(AF) As the spectre of a default looms over Evergrande, it is highly unlikely that the country’s most heavily indebted property developer will get a bailout in the traditional sense of the word, says research firm Enodo Economics in its recent note.
The firm said that local authorities will do everything in their power to delay a default and then mitigate the economic fallout.
“Those efforts will likely focus upon rescuing certain Evergrande creditors – in particular unpaid contractors and suppliers, and home buyers who have prepaid for unfinished apartments – rather than Evergrande itself,” said Dinny McMahon, the Enodo analyst who is also the author of China’s Great Wall of Debt.
“As for the impact of the financial system, it’s likely to be minimal, with bondholders taking a steep haircut but the banks walking away relatively unscathed,” he added.
Last week, China’s Evergrande Group warned in its first-half earnings report that it might default on its debt, and the markets were worried that if a bailout fails to materialise it might destabilise the financial system and the broader economy.
The concern was, even if the financial system emerges relatively unscathed, an Evergrande default could affect the real economy in three direct ways:
- Homebuyers who stumped up for their apartments in advance of completion – an important fundraising tool used by all Chinese developers – won’t receive what they paid for.
- Suppliers and contractors will find themselves permanently out of pocket.
- Many of Evergrande’s projects will never be completed, affecting economic activity.
According to Enodo, efforts to address their issues will likely be led by the Guangdong and Shenzhen provincial authorities rather than the central government.
“Already we’ve seen local authorities taking steps to ease pressure on Evergrande. They’ve required all court cases against the developer to be centralised in Guangzhou, which will make it harder for creditors to freeze assets,” said McMahon.
Local authorities will also strive to ensure that housing projects in which people have prepaid for apartments get finished, he added.
That could mean provincial and city authorities around the country mobilise their state-owned developers to buy out Evergrande’s stake in local projects, just as state firms in Shenzhen have been doing up until now.
Beijing has dealt with a string of high-profile bailouts and corporate restructurings since the central bank took control of Baoshang Bank in early 2019.
The government has explicitly maintained a strategy of devising a solution based on the merits of each case while the authorities have worked to prevent any financial instability, according to Enodo.

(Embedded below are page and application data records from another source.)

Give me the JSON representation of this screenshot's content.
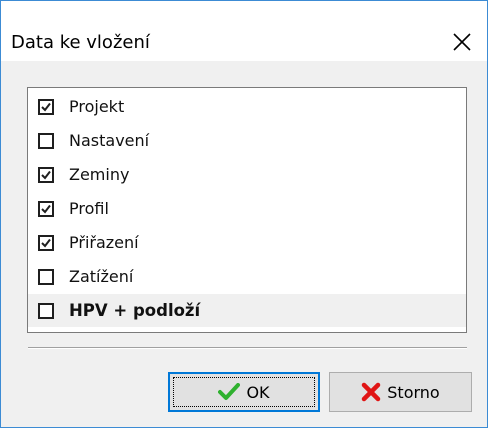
{
  "dialog": {
    "title": "Data ke vložení",
    "close_icon": "close-icon"
  },
  "items": [
    {
      "label": "Projekt",
      "checked": true,
      "bold": false
    },
    {
      "label": "Nastavení",
      "checked": false,
      "bold": false
    },
    {
      "label": "Zeminy",
      "checked": true,
      "bold": false
    },
    {
      "label": "Profil",
      "checked": true,
      "bold": false
    },
    {
      "label": "Přiřazení",
      "checked": true,
      "bold": false
    },
    {
      "label": "Zatížení",
      "checked": false,
      "bold": false
    },
    {
      "label": "HPV + podloží",
      "checked": false,
      "bold": true,
      "selected": true
    }
  ],
  "buttons": {
    "ok_label": "OK",
    "ok_icon": "checkmark-icon",
    "ok_icon_color": "#2fb12f",
    "cancel_label": "Storno",
    "cancel_icon": "red-x-icon",
    "cancel_icon_color": "#e01515"
  }
}
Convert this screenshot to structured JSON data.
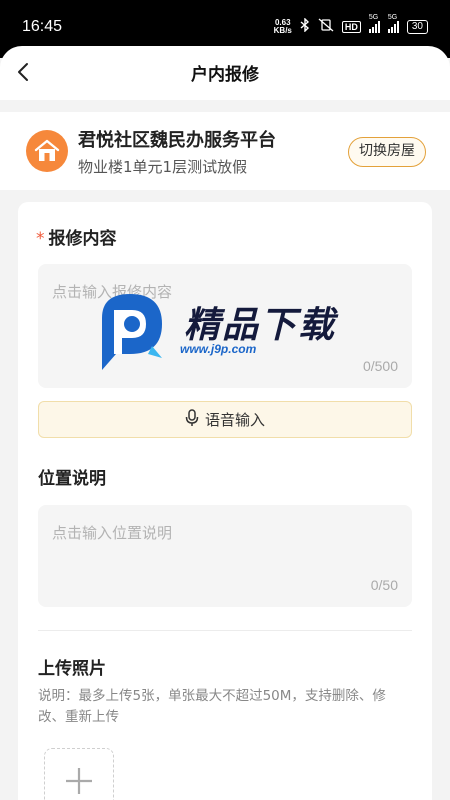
{
  "status_bar": {
    "time": "16:45",
    "net_speed_value": "0.63",
    "net_speed_unit": "KB/s",
    "hd_label": "HD",
    "signal1_label": "5G",
    "signal2_label": "5G",
    "battery": "30",
    "icons": [
      "bluetooth-icon",
      "vibrate-off-icon",
      "signal-icon",
      "battery-icon"
    ]
  },
  "header": {
    "title": "户内报修",
    "back_icon": "chevron-left-icon"
  },
  "community": {
    "icon": "home-icon",
    "name": "君悦社区魏民办服务平台",
    "address": "物业楼1单元1层测试放假",
    "switch_label": "切换房屋"
  },
  "form": {
    "content": {
      "required_mark": "*",
      "label": "报修内容",
      "placeholder": "点击输入报修内容",
      "counter": "0/500"
    },
    "voice": {
      "icon": "microphone-icon",
      "label": "语音输入"
    },
    "location": {
      "label": "位置说明",
      "placeholder": "点击输入位置说明",
      "counter": "0/50"
    },
    "photos": {
      "label": "上传照片",
      "description": "说明：最多上传5张，单张最大不超过50M，支持删除、修改、重新上传",
      "add_icon": "plus-icon"
    }
  },
  "watermark": {
    "name": "精品下载",
    "url": "www.j9p.com"
  },
  "colors": {
    "accent_orange": "#f6883b",
    "required_red": "#f05a3a",
    "switch_border": "#e3a13a",
    "voice_bg": "#fdf7e8",
    "watermark_blue": "#1b66c9"
  }
}
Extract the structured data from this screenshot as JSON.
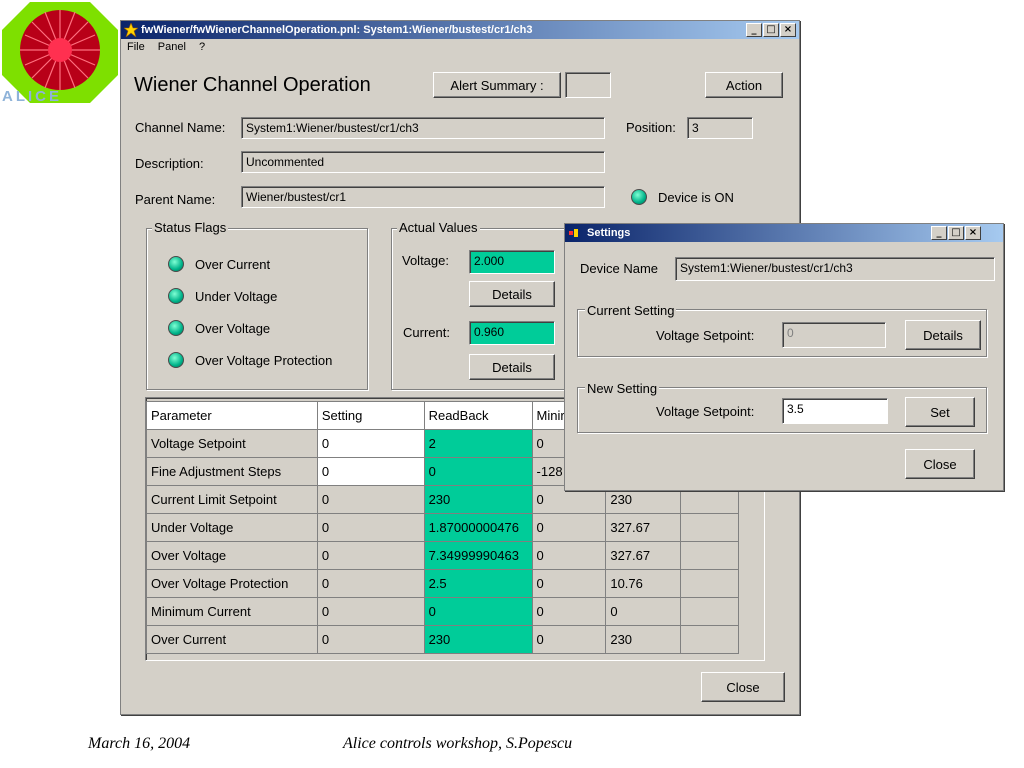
{
  "footer": {
    "date": "March 16, 2004",
    "event": "Alice controls workshop, S.Popescu"
  },
  "logo": {
    "text": "ALICE"
  },
  "main_window": {
    "title": "fwWiener/fwWienerChannelOperation.pnl: System1:Wiener/bustest/cr1/ch3",
    "menu": [
      "File",
      "Panel",
      "?"
    ],
    "heading": "Wiener Channel Operation",
    "alert_summary_label": "Alert Summary :",
    "alert_summary_value": "",
    "action_label": "Action",
    "channel_name_label": "Channel Name:",
    "channel_name_value": "System1:Wiener/bustest/cr1/ch3",
    "position_label": "Position:",
    "position_value": "3",
    "description_label": "Description:",
    "description_value": "Uncommented",
    "parent_name_label": "Parent Name:",
    "parent_name_value": "Wiener/bustest/cr1",
    "device_status": "Device is ON",
    "status_flags": {
      "title": "Status Flags",
      "items": [
        "Over Current",
        "Under Voltage",
        "Over Voltage",
        "Over Voltage Protection"
      ]
    },
    "actual_values": {
      "title": "Actual Values",
      "voltage_label": "Voltage:",
      "voltage_value": "2.000",
      "current_label": "Current:",
      "current_value": "0.960",
      "details_label": "Details"
    },
    "table": {
      "headers": [
        "Parameter",
        "Setting",
        "ReadBack",
        "Minir",
        "",
        ""
      ],
      "rows": [
        [
          "Voltage Setpoint",
          "0",
          "2",
          "0",
          "",
          ""
        ],
        [
          "Fine Adjustment Steps",
          "0",
          "0",
          "-128",
          "",
          ""
        ],
        [
          "Current Limit Setpoint",
          "0",
          "230",
          "0",
          "230",
          ""
        ],
        [
          "Under Voltage",
          "0",
          "1.87000000476",
          "0",
          "327.67",
          ""
        ],
        [
          "Over Voltage",
          "0",
          "7.34999990463",
          "0",
          "327.67",
          ""
        ],
        [
          "Over Voltage Protection",
          "0",
          "2.5",
          "0",
          "10.76",
          ""
        ],
        [
          "Minimum Current",
          "0",
          "0",
          "0",
          "0",
          ""
        ],
        [
          "Over Current",
          "0",
          "230",
          "0",
          "230",
          ""
        ]
      ]
    },
    "close_label": "Close"
  },
  "settings_window": {
    "title": "Settings",
    "device_name_label": "Device Name",
    "device_name_value": "System1:Wiener/bustest/cr1/ch3",
    "current_setting": {
      "title": "Current Setting",
      "voltage_label": "Voltage Setpoint:",
      "voltage_value": "0",
      "details_label": "Details"
    },
    "new_setting": {
      "title": "New Setting",
      "voltage_label": "Voltage Setpoint:",
      "voltage_value": "3.5",
      "set_label": "Set"
    },
    "close_label": "Close"
  },
  "colors": {
    "window_bg": "#d4d0c8",
    "title_bar": "#0a246a",
    "led_green": "#00cc99",
    "value_green": "#00cc99"
  }
}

However, they have strived to do so in a way that minimises both the cost to the central government and disruption to the economy. Those principles will be on display again in the treatment of Evergrande, the firm said.
China’s non-performing loans ratio.

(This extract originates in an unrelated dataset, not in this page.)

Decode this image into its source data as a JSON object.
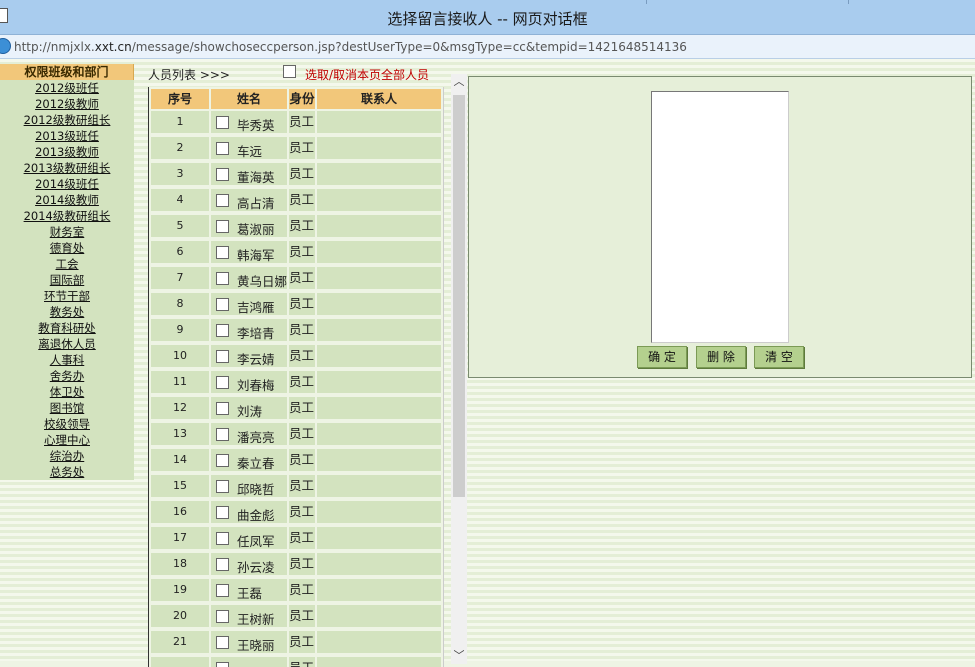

Source: Enodo Economics, CEIC
Finally, the authorities will likely strive to ensure that Evergrande’s contractors and suppliers get paid, McMahon said, adding: “Buying out Evergrande’s equity in certain developments will likely help toward that, but other options are available as well.”
“Consequently, it’s unlikely that the authorities will bail out the developer but they will do all they can to rescue certain creditors and limit the economic fallout,” he said.